WHAT IS REQUIRED
In the records below, find each line that holds "subtitle" and return it.

[Stored data]
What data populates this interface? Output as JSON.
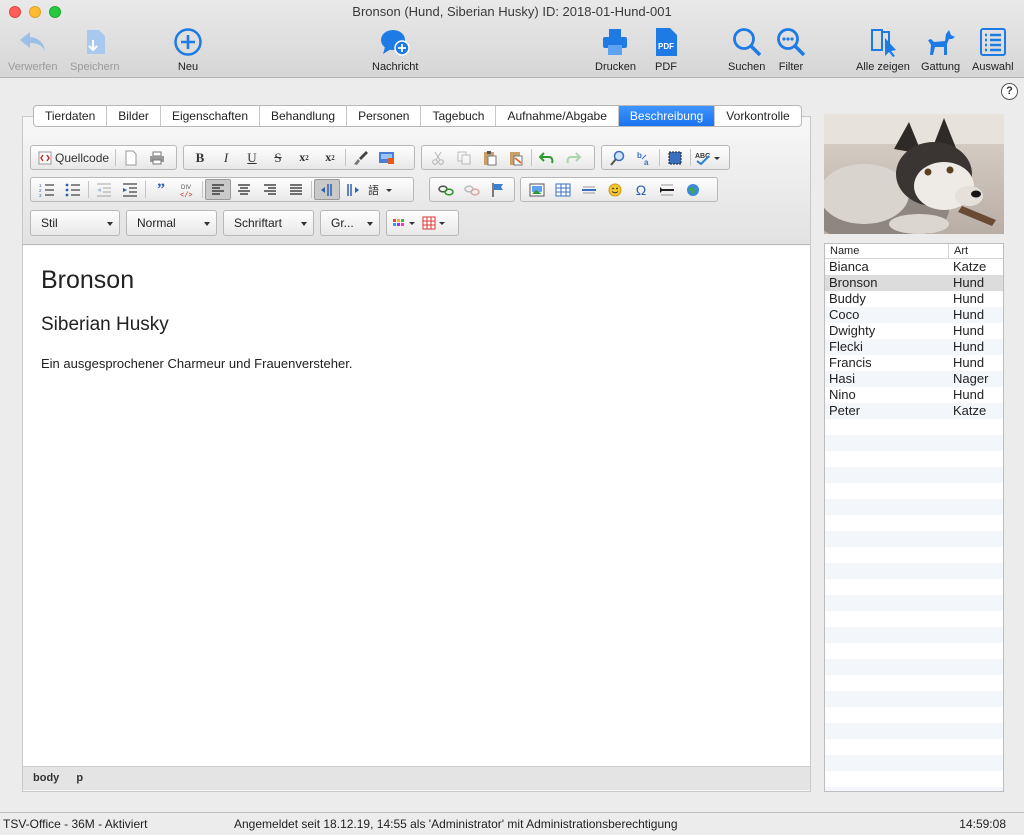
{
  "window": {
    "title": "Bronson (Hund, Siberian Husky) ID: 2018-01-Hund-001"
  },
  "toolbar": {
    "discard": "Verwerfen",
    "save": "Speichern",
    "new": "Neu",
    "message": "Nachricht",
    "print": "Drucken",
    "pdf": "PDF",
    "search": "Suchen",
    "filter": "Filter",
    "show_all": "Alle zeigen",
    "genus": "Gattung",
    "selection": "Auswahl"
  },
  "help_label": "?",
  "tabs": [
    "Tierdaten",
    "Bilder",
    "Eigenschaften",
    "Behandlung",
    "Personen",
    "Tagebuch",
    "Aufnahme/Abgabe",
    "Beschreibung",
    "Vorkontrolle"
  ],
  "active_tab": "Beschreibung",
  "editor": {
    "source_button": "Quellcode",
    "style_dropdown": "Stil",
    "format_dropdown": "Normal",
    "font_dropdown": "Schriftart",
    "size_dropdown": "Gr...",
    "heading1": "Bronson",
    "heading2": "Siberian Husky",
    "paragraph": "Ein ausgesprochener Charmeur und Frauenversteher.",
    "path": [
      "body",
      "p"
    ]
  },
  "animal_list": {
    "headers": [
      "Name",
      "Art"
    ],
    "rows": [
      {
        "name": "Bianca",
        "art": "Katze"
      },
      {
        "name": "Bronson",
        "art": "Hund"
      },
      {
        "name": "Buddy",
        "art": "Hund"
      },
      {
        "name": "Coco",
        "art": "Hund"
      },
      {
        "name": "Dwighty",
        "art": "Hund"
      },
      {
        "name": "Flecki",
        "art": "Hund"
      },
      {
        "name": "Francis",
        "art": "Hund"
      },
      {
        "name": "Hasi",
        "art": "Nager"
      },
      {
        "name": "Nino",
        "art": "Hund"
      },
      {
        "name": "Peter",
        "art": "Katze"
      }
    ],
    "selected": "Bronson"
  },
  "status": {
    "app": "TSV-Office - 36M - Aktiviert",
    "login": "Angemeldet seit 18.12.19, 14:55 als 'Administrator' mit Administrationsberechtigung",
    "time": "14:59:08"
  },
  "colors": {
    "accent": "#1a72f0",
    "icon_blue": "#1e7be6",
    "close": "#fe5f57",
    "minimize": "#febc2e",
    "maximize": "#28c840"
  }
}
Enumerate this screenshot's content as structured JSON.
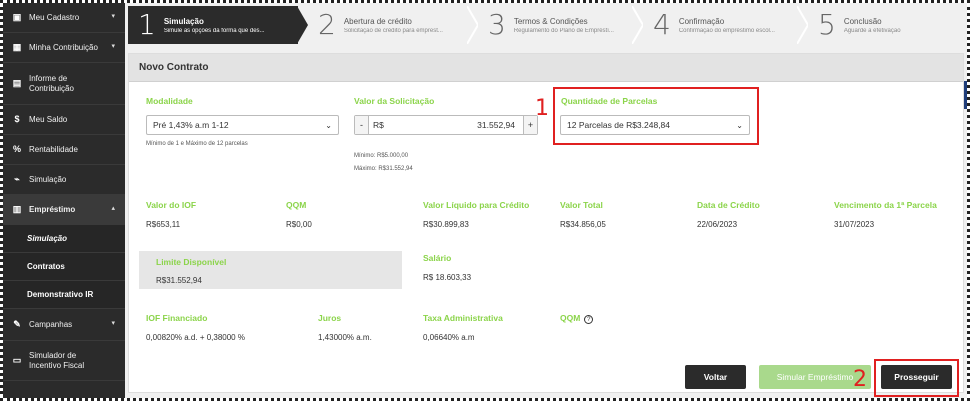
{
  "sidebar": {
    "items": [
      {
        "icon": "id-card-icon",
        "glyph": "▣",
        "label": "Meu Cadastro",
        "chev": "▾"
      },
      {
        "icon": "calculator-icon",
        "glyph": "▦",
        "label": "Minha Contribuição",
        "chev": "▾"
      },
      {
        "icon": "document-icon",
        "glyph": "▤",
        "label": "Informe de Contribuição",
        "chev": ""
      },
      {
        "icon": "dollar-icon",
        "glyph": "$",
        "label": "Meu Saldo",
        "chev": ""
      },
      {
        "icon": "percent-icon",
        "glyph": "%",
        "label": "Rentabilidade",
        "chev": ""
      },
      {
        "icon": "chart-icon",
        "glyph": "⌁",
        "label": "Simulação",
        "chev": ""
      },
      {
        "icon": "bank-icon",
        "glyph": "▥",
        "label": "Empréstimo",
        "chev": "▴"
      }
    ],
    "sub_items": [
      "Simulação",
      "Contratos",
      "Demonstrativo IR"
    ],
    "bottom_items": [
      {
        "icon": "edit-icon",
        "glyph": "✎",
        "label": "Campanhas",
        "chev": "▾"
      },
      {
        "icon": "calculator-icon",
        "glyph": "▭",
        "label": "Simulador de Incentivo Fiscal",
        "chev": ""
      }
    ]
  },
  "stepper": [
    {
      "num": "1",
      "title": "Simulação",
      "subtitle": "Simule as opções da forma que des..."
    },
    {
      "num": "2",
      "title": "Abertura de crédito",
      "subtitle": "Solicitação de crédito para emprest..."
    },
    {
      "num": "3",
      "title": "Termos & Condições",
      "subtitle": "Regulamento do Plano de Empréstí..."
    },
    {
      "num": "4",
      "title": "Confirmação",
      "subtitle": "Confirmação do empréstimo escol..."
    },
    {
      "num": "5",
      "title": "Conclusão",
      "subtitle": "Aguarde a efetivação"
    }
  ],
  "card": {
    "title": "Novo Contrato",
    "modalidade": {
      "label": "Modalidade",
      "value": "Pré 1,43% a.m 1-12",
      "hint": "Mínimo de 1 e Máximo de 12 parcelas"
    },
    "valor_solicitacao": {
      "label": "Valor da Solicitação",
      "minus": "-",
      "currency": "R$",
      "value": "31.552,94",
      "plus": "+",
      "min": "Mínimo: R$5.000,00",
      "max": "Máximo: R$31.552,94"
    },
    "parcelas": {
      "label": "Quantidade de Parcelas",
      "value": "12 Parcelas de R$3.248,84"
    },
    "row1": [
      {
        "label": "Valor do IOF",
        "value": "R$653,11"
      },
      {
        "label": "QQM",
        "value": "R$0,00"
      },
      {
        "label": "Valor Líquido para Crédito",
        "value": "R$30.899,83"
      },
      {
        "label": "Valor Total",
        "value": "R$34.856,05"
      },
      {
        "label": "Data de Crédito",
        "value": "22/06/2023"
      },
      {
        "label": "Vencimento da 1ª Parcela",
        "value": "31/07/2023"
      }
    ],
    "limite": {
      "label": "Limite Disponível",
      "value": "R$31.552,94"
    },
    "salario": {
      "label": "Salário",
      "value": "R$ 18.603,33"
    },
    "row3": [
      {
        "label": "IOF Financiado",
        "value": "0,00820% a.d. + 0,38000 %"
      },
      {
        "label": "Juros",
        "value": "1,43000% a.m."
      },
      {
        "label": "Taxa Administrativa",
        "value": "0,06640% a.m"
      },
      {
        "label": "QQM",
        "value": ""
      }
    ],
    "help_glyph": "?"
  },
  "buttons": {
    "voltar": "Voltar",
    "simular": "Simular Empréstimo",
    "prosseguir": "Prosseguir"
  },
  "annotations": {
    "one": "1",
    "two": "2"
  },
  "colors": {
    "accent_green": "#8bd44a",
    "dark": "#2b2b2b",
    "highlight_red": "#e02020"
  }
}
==
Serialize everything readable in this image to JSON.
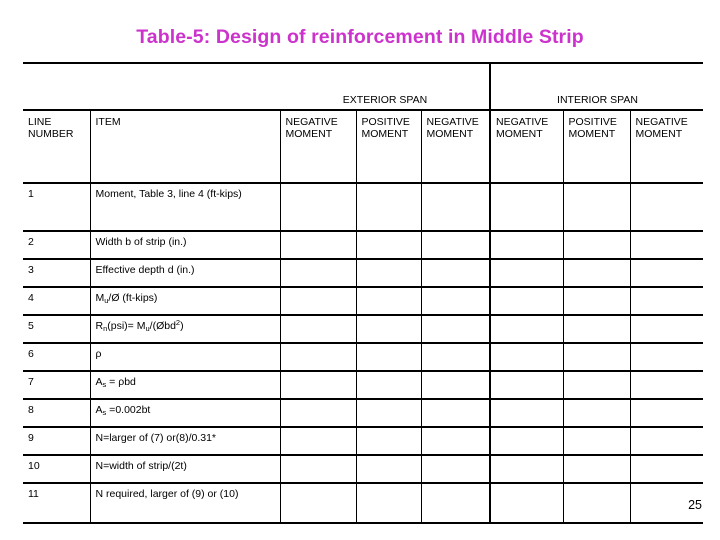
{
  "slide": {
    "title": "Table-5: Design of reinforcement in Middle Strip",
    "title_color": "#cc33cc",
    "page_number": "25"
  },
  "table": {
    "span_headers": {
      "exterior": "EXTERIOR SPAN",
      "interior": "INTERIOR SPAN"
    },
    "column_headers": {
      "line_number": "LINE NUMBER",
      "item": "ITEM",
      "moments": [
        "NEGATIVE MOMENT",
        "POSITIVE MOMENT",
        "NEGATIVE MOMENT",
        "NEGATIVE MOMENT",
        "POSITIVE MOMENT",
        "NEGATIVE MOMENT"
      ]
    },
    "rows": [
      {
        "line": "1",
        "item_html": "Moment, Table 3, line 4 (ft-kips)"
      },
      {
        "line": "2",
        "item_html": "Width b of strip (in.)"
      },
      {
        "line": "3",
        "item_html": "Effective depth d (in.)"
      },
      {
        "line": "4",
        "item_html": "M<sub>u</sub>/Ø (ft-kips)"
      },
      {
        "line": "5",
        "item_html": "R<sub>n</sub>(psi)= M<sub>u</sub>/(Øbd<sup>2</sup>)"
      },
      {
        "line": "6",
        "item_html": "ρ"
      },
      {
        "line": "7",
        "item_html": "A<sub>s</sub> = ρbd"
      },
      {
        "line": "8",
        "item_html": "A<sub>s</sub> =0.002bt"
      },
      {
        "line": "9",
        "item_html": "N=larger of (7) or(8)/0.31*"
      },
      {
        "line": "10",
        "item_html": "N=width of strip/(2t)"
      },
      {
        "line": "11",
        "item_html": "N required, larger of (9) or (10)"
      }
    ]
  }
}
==
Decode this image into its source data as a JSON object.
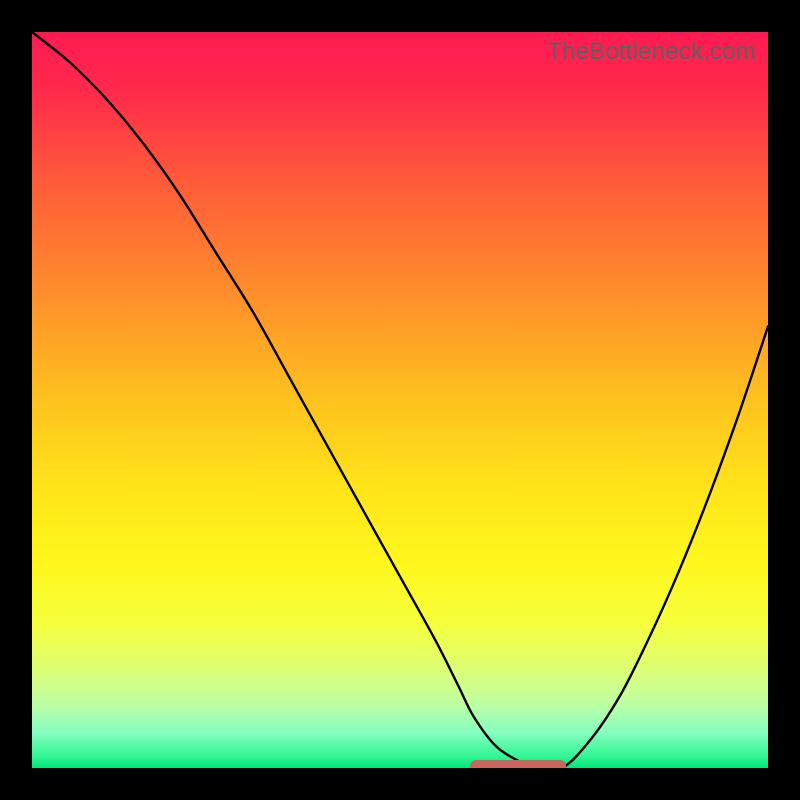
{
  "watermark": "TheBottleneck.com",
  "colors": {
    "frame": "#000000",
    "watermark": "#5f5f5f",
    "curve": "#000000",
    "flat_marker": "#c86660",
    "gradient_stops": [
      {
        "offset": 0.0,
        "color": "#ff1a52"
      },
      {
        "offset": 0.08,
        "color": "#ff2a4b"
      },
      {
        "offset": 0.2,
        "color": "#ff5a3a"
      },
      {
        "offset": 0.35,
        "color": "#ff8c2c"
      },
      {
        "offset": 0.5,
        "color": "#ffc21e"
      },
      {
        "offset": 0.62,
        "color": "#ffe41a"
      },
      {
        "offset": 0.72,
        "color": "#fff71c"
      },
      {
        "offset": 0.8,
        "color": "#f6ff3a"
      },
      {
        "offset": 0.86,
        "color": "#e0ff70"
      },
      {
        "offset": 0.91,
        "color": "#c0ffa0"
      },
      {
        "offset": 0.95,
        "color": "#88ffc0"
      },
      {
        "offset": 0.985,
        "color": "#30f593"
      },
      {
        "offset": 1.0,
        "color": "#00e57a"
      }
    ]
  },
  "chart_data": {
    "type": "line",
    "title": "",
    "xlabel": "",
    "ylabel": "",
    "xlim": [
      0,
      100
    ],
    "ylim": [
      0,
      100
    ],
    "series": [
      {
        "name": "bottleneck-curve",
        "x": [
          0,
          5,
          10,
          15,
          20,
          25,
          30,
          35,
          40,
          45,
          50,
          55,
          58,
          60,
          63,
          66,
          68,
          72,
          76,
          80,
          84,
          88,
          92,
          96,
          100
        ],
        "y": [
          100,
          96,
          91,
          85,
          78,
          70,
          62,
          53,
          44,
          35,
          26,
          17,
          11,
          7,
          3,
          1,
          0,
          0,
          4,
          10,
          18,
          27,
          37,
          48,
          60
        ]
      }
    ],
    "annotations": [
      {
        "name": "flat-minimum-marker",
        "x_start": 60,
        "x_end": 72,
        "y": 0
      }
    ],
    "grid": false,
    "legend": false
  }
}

EXPECTED ANSWER
      "subtitle": "Simule as opções da forma que des..."
      "subtitle": "Solicitação de crédito para emprest..."
      "subtitle": "Regulamento do Plano de Empréstí..."
      "subtitle": "Confirmação do empréstimo escol..."
      "subtitle": "Aguarde a efetivação"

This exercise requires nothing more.